In 2010, when all SAARC countries were being ruled by democratically-elected governments for the first time in history, Bangladesh proposed a SAARC Charter of Democracy. But the proposed text miserably fell short of universal standards of democratic governance. This brief spell with liberal democracy across the neighbourhood eventually evaporated.

Prime Minister Sheikh Hasina has been stressing the need to end poverty in South Asia. Ending poverty entails upholding human rights and dignity. The grave deterioration of human rights across South Asia in the last decade has seen national judiciaries struggling to keep up with the free fall. Indeed, the independence of judiciaries is under strain across South Asia.

The 18th SAARC summit in Nepal, in 2014. Photo credit: Narendra Shrestha/ AFP

In this context, it is important to relay to the public the potential for a regional human rights system. The key element of a regional human rights system is that when all legal avenues within a country are exhausted, then an aggrieved person may approach a regional human rights body for redress.

For example, after losing an appeal in the highest court of the country, the person may approach a regional human rights court. Alternatively, if a case is not investigated properly or stuck in a limbo, the aggrieved person may approach a regional human rights body for a quasi-judicial review.

Europe boasts of the European Convention on Human Rights under the Council of Europe. The convention was pioneered by British Conservatives in the aftermath of the Second World War.

Many countries in the Americas are state parties to the American Convention on Human Rights.

The African Union has the African Charter on Human and Peoples’ Rights. It is unique for its notion of peoples’ rights, which refer to collective environmental, economic, social and cultural rights.

The Arab League adopted a Charter on Human Rights in 2004. The ASEAN Human Rights Declaration was adopted in 2012.

Regional court

The existing regional human rights courts include the European Court of Human Rights that is responsible for upholding the Council of Europe convention, the African Court of Human and Peoples’ Rights that is responsible for upholding the African Union human rights charter and the Inter-American Court of Human Rights that is responsible for upholding the human rights charter of the Americas.

A regional court of final appeal can have a broad mandate beyond human rights and cover issues of policy or other legal fields. The European Union has the European Court of Justice and the Caribbean Community has the Caribbean Court of Justice. A regional court can prove useful to SAARC. For example, the SAARC convention on mutual legal assistance in criminal matters can be enforced through a regional court.

These courts may adjudicate in disputes between an individual and a state or in interstate disputes.

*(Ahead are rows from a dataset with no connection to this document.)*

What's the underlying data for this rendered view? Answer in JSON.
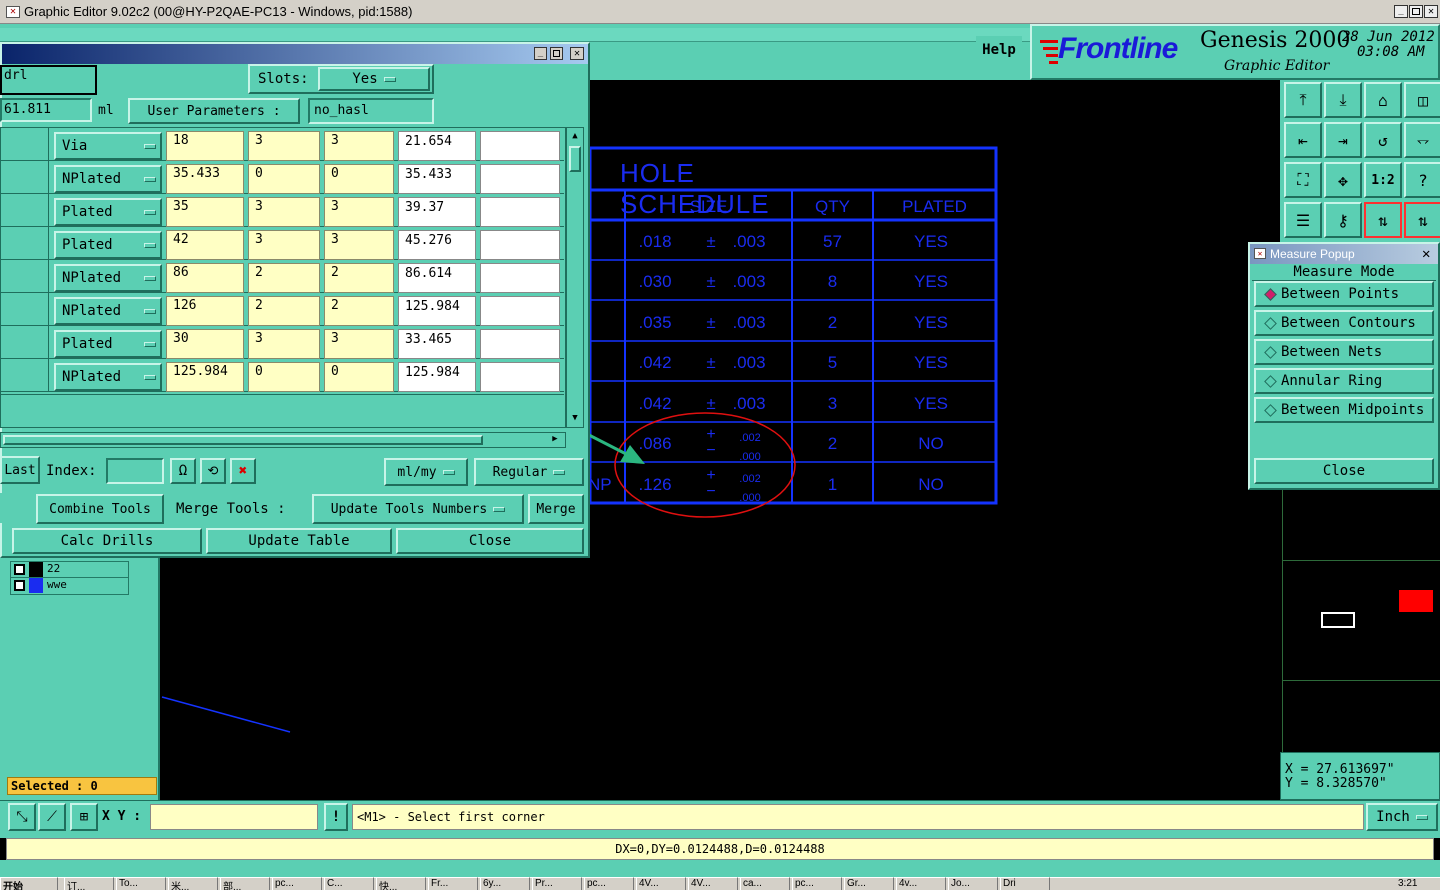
{
  "window": {
    "title": "Graphic Editor 9.02c2 (00@HY-P2QAE-PC13 - Windows, pid:1588)"
  },
  "header": {
    "help": "Help",
    "brand": "Frontline",
    "product": "Genesis 2000",
    "subtitle": "Graphic Editor",
    "date": "28 Jun 2012",
    "time": "03:08 AM"
  },
  "drill": {
    "name": "drl",
    "slots_label": "Slots:",
    "slots_value": "Yes",
    "value": "61.811",
    "unit": "ml",
    "user_params_label": "User Parameters :",
    "user_params_value": "no_hasl",
    "rows": [
      {
        "type": "Via",
        "size": "18",
        "c1": "3",
        "c2": "3",
        "fin": "21.654",
        "extra": ""
      },
      {
        "type": "NPlated",
        "size": "35.433",
        "c1": "0",
        "c2": "0",
        "fin": "35.433",
        "extra": ""
      },
      {
        "type": "Plated",
        "size": "35",
        "c1": "3",
        "c2": "3",
        "fin": "39.37",
        "extra": ""
      },
      {
        "type": "Plated",
        "size": "42",
        "c1": "3",
        "c2": "3",
        "fin": "45.276",
        "extra": ""
      },
      {
        "type": "NPlated",
        "size": "86",
        "c1": "2",
        "c2": "2",
        "fin": "86.614",
        "extra": ""
      },
      {
        "type": "NPlated",
        "size": "126",
        "c1": "2",
        "c2": "2",
        "fin": "125.984",
        "extra": ""
      },
      {
        "type": "Plated",
        "size": "30",
        "c1": "3",
        "c2": "3",
        "fin": "33.465",
        "extra": ""
      },
      {
        "type": "NPlated",
        "size": "125.984",
        "c1": "0",
        "c2": "0",
        "fin": "125.984",
        "extra": ""
      }
    ],
    "last": "Last",
    "index_label": "Index:",
    "index_value": "",
    "units": "ml/my",
    "mode": "Regular",
    "combine": "Combine Tools",
    "merge_tools": "Merge Tools :",
    "update_nums": "Update Tools Numbers",
    "merge": "Merge",
    "calc": "Calc Drills",
    "update_table": "Update Table",
    "close": "Close"
  },
  "layers": [
    {
      "name": "22",
      "color": "#000000"
    },
    {
      "name": "wwe",
      "color": "#1a2cf0"
    }
  ],
  "selected": "Selected : 0",
  "schedule": {
    "title": "HOLE SCHEDULE",
    "headers": [
      "SIZE",
      "QTY",
      "PLATED"
    ],
    "rows": [
      {
        "pre": "",
        "size": ".018",
        "tol": "±",
        "tolv": ".003",
        "tol2": "",
        "qty": "57",
        "plated": "YES"
      },
      {
        "pre": "",
        "size": ".030",
        "tol": "±",
        "tolv": ".003",
        "tol2": "",
        "qty": "8",
        "plated": "YES"
      },
      {
        "pre": "",
        "size": ".035",
        "tol": "±",
        "tolv": ".003",
        "tol2": "",
        "qty": "2",
        "plated": "YES"
      },
      {
        "pre": "",
        "size": ".042",
        "tol": "±",
        "tolv": ".003",
        "tol2": "",
        "qty": "5",
        "plated": "YES"
      },
      {
        "pre": "",
        "size": ".042",
        "tol": "±",
        "tolv": ".003",
        "tol2": "",
        "qty": "3",
        "plated": "YES"
      },
      {
        "pre": "",
        "size": ".086",
        "tol": "+",
        "tolv": ".002",
        "tol2": ".000",
        "qty": "2",
        "plated": "NO"
      },
      {
        "pre": "NP",
        "size": ".126",
        "tol": "+",
        "tolv": ".002",
        "tol2": ".000",
        "qty": "1",
        "plated": "NO"
      }
    ]
  },
  "measure": {
    "title": "Measure Popup",
    "mode_label": "Measure Mode",
    "items": [
      "Between Points",
      "Between Contours",
      "Between Nets",
      "Annular Ring",
      "Between Midpoints"
    ],
    "close": "Close"
  },
  "coords": {
    "x": "X = 27.613697\"",
    "y": "Y = 8.328570\""
  },
  "status": {
    "xy_label": "X Y :",
    "xy_value": "",
    "prompt": "<M1> - Select first corner",
    "unit": "Inch",
    "measure_result": "DX=0,DY=0.0124488,D=0.0124488"
  },
  "taskbar": {
    "start": "开始",
    "items": [
      "订...",
      "To...",
      "米...",
      "部...",
      "pc...",
      "C...",
      "快...",
      "Fr...",
      "6y...",
      "Pr...",
      "pc...",
      "4V...",
      "4V...",
      "ca...",
      "pc...",
      "Gr...",
      "4v...",
      "Jo...",
      "Dri"
    ],
    "clock": "3:21"
  },
  "colors": {
    "accent": "#5bcfb3",
    "schedule": "#1a2cf0",
    "highlight": "#e040d0",
    "annotation": "#e01010"
  }
}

Another model can be to follow the system of UN human rights treaty bodies. An aggrieved citizen can approach these committees and ask for a determination on whether a state party violated a UN human rights treaty. A determination can result in reparations. Several cases from South Asia have been heard before these committees, including Bhandari from Nepal and Peiris from Sri Lanka. This system can prove useful in the absence of a regional court of final appeal.

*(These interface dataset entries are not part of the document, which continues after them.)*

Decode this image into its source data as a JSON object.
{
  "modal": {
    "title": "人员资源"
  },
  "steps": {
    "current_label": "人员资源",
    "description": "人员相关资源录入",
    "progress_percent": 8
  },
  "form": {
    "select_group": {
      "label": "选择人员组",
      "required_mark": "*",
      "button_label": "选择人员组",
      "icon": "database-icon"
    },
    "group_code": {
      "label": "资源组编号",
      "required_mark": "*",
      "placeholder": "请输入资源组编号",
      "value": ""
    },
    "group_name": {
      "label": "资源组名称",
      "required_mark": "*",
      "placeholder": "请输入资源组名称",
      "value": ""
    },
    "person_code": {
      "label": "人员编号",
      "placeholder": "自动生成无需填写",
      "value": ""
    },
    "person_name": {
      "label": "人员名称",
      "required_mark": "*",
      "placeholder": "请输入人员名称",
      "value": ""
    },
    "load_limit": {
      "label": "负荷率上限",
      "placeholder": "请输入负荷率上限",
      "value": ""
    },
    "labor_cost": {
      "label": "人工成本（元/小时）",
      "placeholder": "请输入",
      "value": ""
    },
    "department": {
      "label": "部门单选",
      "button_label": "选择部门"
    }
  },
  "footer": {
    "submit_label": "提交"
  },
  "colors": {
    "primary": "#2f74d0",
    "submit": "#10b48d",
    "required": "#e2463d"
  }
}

Regional commission

The most lacklustre model is to have a regional commission vet a case before allowing it to proceed to a court. This is the case with the Inter-American Commission on Human Rights, which scrutinizes cases before permitting hearings in the Inter-American court. An African commission also exists.

The experience of national human rights commissions in South Asia should tell us that such commissions often serve governments that want to brush up their human rights credentials without taking substantive action. Nevertheless, national commissions are vital institutions.

In all likelihood, a regional human rights system is a pipe dream in the current geopolitical context. South Asia desperately needs leadership that recognises the unfolding human rights crisis in the neighbourhood. Governments need to call out human rights abuses and take concrete steps to meet international obligations within their own boundaries.

Umran Chowdhury works in the legal field.

This article first appeared in Dhaka Tribune.